CD3: Fats Waller Sings And Plays Around With Tin Pan Alley: (I'll Be Glad When You're Dead) You Rascal You; You're Not The Only Oyster In The Stew; What's The Reason (I'm Not Pleasin' You); Lulu's Back In Town; I'm Gonna Sit Right Down And Write Myself A Letter; Dinah; There'll Be Some Changes Made; Somebody Stole My Gal; Christopher Columbus; It's A Sin To Tell A Lie; She's Tall, She's Tan, She's Terrific; The Sheik Of Araby; Two Sleepy People; A Good Man Is Hard to Find; Hold Tight (Want Some Seafood, Mama); 'Tain't What You Do (It's The Way That You Do It); Your Feets Too Big; Darktown Strutter's Ball; I Can't Give You Anything But Love; You Run Your Mouth, I'll Run My Business; Let's Get Away From It All; 'Tain't Nobody's Biz-ness If I Do.
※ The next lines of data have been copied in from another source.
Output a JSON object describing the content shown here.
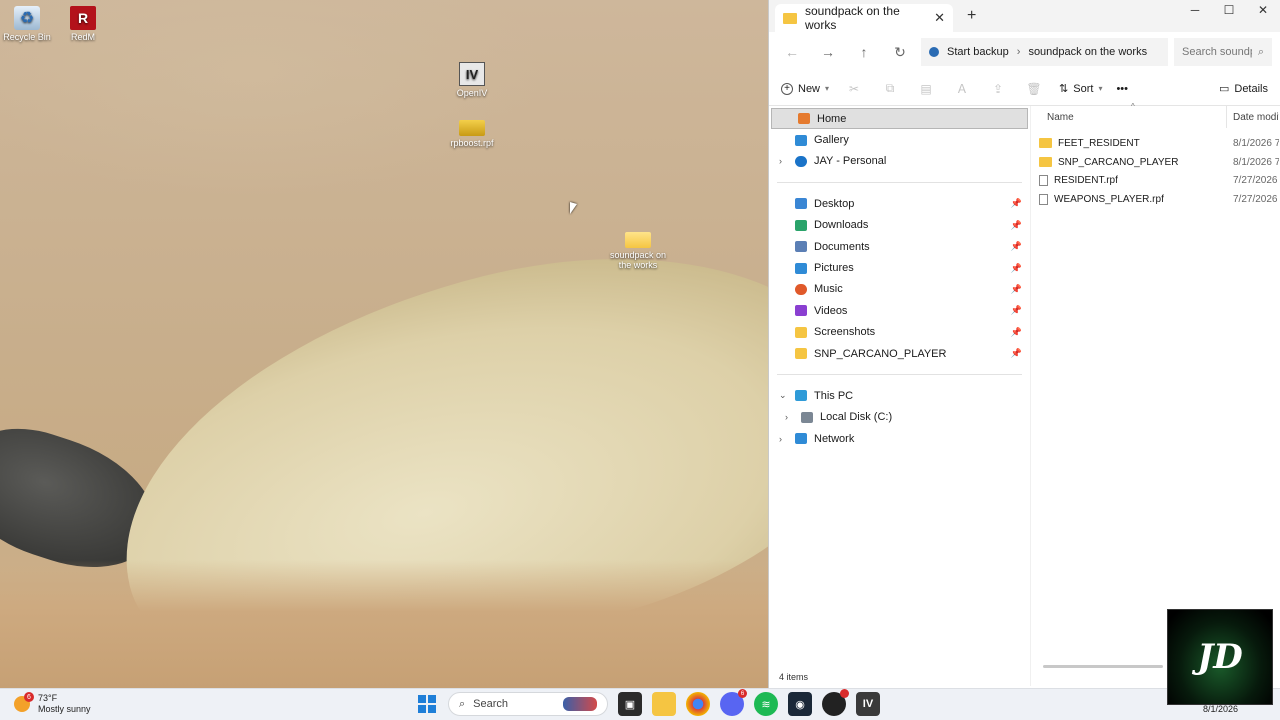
{
  "desktop": {
    "icons": [
      {
        "label": "Recycle Bin",
        "icon": "recycle-bin-icon"
      },
      {
        "label": "RedM",
        "icon": "redm-icon"
      },
      {
        "label": "OpenIV",
        "icon": "openiv-icon"
      },
      {
        "label": "rpboost.rpf",
        "icon": "rpf-file-icon"
      },
      {
        "label": "soundpack on the works",
        "icon": "folder-icon"
      }
    ]
  },
  "explorer": {
    "tab_title": "soundpack on the works",
    "window_controls": {
      "minimize": "─",
      "maximize": "☐",
      "close": "✕"
    },
    "address": {
      "backup_label": "Start backup",
      "separator": "›",
      "current": "soundpack on the works"
    },
    "search_placeholder": "Search soundpack on the works",
    "toolbar": {
      "new_label": "New",
      "sort_label": "Sort",
      "more_label": "•••",
      "details_label": "Details"
    },
    "nav": {
      "top": [
        {
          "label": "Home",
          "selected": true
        },
        {
          "label": "Gallery"
        },
        {
          "label": "JAY - Personal",
          "expandable": true
        }
      ],
      "quick": [
        {
          "label": "Desktop",
          "color": "#3a86d4"
        },
        {
          "label": "Downloads",
          "color": "#2aa36a"
        },
        {
          "label": "Documents",
          "color": "#5b7fb5"
        },
        {
          "label": "Pictures",
          "color": "#2f8bd6"
        },
        {
          "label": "Music",
          "color": "#e0592a"
        },
        {
          "label": "Videos",
          "color": "#8a3fd1"
        },
        {
          "label": "Screenshots",
          "color": "#f5c542"
        },
        {
          "label": "SNP_CARCANO_PLAYER",
          "color": "#f5c542"
        }
      ],
      "pc": [
        {
          "label": "This PC",
          "expanded": true
        },
        {
          "label": "Local Disk (C:)"
        },
        {
          "label": "Network"
        }
      ]
    },
    "columns": {
      "name": "Name",
      "date": "Date modified"
    },
    "files": [
      {
        "name": "FEET_RESIDENT",
        "type": "folder",
        "date": "8/1/2026 7:"
      },
      {
        "name": "SNP_CARCANO_PLAYER",
        "type": "folder",
        "date": "8/1/2026 7:"
      },
      {
        "name": "RESIDENT.rpf",
        "type": "file",
        "date": "7/27/2026 1"
      },
      {
        "name": "WEAPONS_PLAYER.rpf",
        "type": "file",
        "date": "7/27/2026 1"
      }
    ],
    "status": "4 items"
  },
  "webcam_overlay": "JD",
  "taskbar": {
    "weather": {
      "temp": "73°F",
      "condition": "Mostly sunny",
      "badge": "6"
    },
    "search_placeholder": "Search",
    "discord_badge": "6",
    "date": "8/1/2026",
    "colors": {
      "accent": "#1f7fd8"
    }
  }
}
Personnel: Thomas "Fats Waller: piano, celeste, pipe organ, electric organ, vocals; Jabbo Smith: cornet; Herman Autrey, Bunny Berigan, Benny Carter, Bill Coleman, John Hamilton, Joe Thomas, Bob Williams, Nathaniel Williams, Charlie Teagarden, Sterling Bose: trumpet; Tommy Dorsey, Herb Flemming, John Haughton, Ray Hogan, Alton Moore, Benny Morton, Floyd O'Brien, George Robinson, George Wilson: trombone; Jack Teagarden, trombone, vocal; Emmett Matthews: soprano saxophone; Pee Wee Russell: clarinet; Mezz Mezzrow, Rudy Powell: clarinet, alto saxophone; Garvin Bushell: clarinet, alto saxophone, bassoon; Lawrence Fields, George James, Dave McCrae, Jimmy Powell, Alfred Skerrit: alto saxophone; Gene Sedric, Joe Catalyne, Max Farley: clarinet, tenor saxophone; William Alsop: alto saxophone, tenor saxophone; Bob Carroll, Chauncey Graham, Lonnie Simmons: tenor saxophone; Adrian Rollini: baritone saxophone; Gene Porter: reeds; Irving Ashby, Al Casey, Dick McDonough, Nappy Lamare, James Smith, John Smith: guitar; Hank Duncan, James P. Johnson: piano; Artie Bernstein, Slam Stewart, Billy Taylor, Charles Turner, Cedric Wallace: bass; Harry Dial: vibraphone, drums; Larry Hinton, Slick Jones, Stan King, Arnold Boling, Yank Porter, Zutty Singleton, Arthur Trappier, George Wettling: drums; Una Mae Carlisle: vocal.